Content starts

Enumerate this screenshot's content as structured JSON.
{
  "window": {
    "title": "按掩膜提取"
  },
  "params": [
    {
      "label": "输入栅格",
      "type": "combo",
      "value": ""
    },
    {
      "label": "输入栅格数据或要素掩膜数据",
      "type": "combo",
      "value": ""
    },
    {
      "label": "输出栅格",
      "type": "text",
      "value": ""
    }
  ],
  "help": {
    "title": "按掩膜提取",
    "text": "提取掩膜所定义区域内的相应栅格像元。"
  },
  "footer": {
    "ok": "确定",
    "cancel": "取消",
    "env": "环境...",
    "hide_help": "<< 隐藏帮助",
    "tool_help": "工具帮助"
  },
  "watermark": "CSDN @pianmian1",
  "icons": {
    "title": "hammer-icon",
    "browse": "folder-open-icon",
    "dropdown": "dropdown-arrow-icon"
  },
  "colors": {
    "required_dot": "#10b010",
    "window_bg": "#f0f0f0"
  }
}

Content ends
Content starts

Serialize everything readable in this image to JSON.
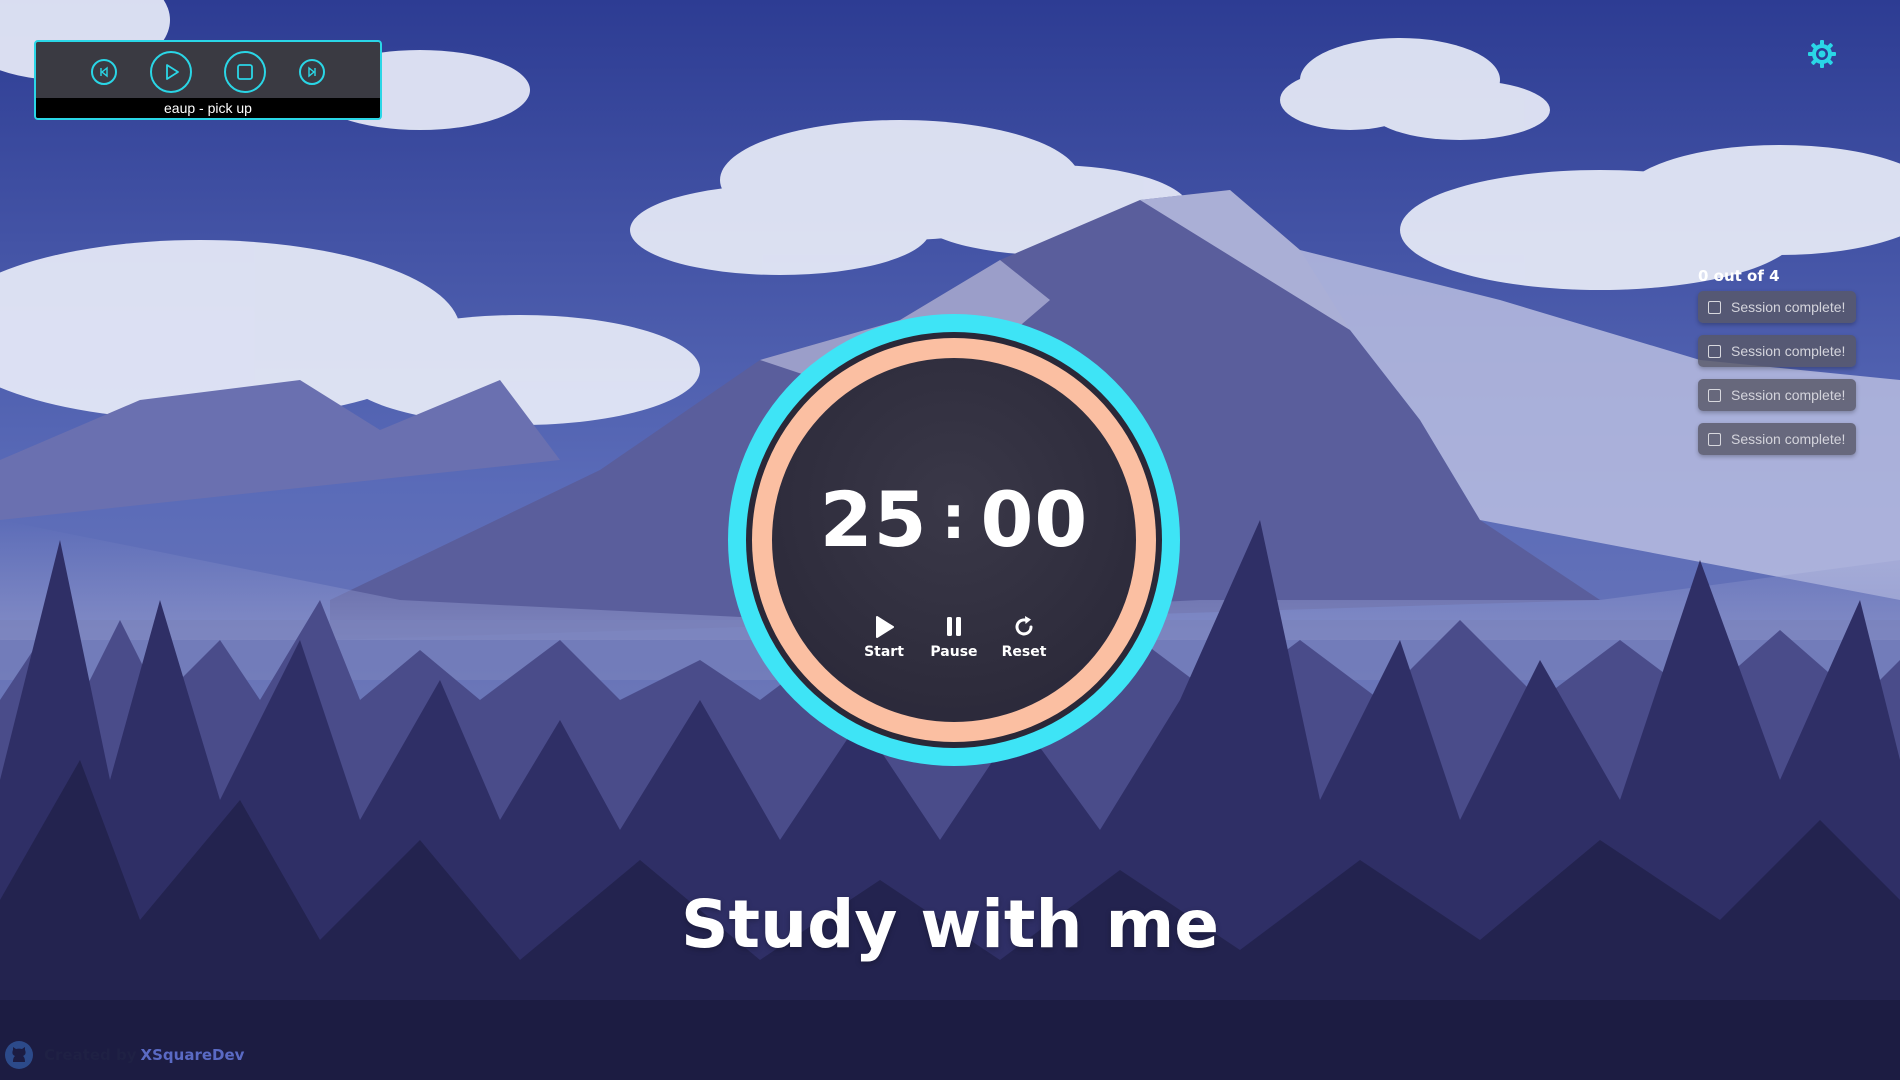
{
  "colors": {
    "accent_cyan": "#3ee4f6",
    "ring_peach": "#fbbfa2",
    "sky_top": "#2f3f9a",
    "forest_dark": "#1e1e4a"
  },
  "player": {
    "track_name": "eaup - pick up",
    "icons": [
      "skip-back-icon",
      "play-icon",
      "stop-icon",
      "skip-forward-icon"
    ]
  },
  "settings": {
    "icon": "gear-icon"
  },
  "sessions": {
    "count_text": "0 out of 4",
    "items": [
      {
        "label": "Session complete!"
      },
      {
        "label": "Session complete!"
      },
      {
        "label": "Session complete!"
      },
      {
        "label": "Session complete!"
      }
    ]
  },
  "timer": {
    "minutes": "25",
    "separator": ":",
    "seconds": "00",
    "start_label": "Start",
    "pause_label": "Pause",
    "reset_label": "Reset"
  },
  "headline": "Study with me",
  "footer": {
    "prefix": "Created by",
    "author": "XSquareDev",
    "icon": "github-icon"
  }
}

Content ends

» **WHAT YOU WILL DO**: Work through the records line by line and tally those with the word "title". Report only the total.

» **SOLUTION FOR THIS EXERCISE**: 3